→ What you need to do
Return, from the data that follows, each line that holds the word "Clip".

→ Task inputs

════════════════

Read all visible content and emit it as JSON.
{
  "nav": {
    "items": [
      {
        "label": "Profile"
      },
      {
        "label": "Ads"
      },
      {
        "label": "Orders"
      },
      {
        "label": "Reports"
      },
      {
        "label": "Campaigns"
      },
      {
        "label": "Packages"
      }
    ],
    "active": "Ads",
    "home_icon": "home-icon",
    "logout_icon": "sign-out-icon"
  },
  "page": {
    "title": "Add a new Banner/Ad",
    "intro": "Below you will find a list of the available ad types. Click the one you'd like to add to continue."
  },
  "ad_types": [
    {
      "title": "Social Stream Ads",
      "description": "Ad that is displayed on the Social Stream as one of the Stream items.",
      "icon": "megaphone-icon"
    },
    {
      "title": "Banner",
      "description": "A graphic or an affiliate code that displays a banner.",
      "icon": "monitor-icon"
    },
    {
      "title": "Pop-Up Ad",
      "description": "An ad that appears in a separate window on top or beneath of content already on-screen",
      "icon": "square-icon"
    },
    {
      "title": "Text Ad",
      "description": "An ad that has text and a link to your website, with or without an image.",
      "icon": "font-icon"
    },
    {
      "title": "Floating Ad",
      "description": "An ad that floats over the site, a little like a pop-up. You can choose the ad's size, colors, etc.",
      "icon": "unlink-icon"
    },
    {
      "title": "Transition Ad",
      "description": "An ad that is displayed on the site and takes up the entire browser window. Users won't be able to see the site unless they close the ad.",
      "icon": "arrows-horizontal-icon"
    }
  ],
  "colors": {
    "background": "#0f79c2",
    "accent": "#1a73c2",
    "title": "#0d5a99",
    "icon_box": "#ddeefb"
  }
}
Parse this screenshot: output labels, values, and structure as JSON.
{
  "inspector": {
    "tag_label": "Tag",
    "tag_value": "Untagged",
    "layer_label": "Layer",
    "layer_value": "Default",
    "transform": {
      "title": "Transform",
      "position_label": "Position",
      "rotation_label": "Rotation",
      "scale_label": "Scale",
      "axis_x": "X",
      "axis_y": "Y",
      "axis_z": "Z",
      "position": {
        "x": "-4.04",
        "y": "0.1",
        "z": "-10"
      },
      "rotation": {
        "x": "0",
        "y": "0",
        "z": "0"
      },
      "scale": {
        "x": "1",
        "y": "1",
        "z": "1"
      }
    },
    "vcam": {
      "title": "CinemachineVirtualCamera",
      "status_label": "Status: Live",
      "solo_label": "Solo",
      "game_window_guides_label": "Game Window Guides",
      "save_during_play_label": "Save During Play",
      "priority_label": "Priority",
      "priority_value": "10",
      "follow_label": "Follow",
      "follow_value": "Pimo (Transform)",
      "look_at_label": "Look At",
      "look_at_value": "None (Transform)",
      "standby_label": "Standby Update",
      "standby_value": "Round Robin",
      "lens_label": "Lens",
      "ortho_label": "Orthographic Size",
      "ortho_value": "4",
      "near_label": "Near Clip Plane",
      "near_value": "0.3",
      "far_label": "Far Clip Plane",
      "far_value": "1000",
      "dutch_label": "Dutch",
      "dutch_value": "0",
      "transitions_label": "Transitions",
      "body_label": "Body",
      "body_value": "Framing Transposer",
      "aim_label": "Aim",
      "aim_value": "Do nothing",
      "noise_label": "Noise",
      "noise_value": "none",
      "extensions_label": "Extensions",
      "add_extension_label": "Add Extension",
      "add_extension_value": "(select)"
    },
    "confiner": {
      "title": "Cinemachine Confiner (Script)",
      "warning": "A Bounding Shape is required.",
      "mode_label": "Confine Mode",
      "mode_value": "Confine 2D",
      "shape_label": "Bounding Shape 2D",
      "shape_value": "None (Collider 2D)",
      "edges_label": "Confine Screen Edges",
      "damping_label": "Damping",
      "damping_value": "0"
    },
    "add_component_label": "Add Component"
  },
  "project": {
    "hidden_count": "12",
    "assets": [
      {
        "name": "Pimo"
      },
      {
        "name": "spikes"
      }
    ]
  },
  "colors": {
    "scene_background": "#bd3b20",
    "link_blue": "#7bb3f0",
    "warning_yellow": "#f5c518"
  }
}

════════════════

→ Answer below
      "near_label": "Near Clip Plane",
      "far_label": "Far Clip Plane",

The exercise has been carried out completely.